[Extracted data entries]
★ ★ ★ ★
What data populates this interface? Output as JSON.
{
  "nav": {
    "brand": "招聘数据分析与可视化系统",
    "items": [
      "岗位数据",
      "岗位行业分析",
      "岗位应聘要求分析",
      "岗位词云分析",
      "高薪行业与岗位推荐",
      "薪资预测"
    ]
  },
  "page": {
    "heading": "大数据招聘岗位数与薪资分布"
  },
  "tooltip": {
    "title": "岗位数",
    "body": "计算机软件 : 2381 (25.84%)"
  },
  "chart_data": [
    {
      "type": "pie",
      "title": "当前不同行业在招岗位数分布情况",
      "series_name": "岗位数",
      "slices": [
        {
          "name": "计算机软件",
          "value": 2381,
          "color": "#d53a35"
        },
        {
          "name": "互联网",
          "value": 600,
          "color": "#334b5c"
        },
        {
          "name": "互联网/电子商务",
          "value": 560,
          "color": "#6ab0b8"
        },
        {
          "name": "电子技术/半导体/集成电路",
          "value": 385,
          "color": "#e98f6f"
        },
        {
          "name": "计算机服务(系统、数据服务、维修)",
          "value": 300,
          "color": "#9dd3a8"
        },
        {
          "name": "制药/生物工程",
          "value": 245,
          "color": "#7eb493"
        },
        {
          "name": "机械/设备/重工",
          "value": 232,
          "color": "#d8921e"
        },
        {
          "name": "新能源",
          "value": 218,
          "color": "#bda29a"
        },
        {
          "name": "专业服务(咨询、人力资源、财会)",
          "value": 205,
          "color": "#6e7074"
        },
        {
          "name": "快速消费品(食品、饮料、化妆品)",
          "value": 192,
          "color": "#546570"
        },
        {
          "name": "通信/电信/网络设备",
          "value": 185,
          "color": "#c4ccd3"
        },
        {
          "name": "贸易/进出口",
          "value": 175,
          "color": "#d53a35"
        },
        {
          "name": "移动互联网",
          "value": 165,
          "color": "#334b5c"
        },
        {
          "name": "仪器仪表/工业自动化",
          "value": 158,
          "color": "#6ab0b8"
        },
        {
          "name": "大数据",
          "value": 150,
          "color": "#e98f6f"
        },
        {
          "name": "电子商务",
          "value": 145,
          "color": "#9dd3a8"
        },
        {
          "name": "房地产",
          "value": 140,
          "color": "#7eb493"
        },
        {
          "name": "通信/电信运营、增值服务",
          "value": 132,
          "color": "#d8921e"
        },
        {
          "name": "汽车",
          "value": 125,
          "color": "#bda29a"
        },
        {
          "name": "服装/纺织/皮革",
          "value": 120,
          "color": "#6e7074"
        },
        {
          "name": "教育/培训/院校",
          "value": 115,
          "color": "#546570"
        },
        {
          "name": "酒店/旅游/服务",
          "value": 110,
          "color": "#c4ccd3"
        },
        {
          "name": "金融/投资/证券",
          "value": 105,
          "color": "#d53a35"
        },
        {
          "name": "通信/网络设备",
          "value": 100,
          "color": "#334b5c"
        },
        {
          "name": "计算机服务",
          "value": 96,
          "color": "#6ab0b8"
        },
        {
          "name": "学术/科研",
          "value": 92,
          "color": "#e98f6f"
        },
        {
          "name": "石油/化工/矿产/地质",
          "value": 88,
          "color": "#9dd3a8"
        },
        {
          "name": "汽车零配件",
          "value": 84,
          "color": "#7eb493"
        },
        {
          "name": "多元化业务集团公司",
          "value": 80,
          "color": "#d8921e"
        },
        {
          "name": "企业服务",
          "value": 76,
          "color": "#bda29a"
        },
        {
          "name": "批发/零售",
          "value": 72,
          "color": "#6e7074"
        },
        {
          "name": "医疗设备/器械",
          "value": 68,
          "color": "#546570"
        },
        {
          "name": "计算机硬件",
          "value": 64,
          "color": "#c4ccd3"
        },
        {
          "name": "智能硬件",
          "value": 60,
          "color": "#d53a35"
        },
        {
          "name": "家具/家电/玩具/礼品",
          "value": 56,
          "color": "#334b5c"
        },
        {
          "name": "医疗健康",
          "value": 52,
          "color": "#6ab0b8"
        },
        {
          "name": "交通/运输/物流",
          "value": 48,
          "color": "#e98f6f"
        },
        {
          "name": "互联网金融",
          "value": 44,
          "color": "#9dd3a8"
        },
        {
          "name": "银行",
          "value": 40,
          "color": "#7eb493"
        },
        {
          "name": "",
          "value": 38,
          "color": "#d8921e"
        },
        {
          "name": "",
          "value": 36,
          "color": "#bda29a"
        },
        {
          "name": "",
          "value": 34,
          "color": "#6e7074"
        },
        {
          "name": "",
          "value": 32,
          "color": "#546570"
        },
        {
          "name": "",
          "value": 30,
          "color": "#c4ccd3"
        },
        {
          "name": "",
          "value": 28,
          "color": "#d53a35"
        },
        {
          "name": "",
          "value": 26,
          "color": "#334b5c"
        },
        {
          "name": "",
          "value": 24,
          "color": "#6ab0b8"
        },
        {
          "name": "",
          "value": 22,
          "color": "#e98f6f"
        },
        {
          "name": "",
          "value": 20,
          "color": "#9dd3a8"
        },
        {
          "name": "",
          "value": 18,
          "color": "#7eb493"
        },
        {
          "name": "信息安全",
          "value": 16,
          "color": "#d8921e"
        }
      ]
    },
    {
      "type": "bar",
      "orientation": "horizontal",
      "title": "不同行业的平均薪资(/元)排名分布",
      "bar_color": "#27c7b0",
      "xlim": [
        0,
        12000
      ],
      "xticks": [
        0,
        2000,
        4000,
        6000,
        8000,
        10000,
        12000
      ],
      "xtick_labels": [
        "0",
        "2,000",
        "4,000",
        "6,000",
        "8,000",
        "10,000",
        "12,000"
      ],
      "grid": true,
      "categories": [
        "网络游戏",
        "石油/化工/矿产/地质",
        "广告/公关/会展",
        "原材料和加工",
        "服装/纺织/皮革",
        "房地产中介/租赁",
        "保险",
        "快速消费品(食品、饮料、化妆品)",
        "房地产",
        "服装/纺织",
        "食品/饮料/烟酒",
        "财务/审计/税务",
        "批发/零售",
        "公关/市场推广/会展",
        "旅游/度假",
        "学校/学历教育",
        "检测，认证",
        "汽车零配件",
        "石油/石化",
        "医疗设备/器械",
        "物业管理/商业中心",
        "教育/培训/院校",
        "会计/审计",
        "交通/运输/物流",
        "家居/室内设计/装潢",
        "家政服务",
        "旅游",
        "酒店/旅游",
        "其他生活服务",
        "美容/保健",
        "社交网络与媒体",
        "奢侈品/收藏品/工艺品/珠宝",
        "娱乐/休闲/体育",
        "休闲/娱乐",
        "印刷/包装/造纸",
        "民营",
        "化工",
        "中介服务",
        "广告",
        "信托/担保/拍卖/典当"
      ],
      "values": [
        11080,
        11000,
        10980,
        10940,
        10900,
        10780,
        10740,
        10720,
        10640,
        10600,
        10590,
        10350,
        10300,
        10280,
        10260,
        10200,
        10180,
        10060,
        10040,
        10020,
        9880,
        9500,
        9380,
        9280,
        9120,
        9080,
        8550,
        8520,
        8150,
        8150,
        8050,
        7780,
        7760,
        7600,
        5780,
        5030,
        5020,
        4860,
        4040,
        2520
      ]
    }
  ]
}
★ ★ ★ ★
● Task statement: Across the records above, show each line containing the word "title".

● Answer for this exercise:
    "title": "岗位数",
      "title": "当前不同行业在招岗位数分布情况",
      "title": "不同行业的平均薪资(/元)排名分布",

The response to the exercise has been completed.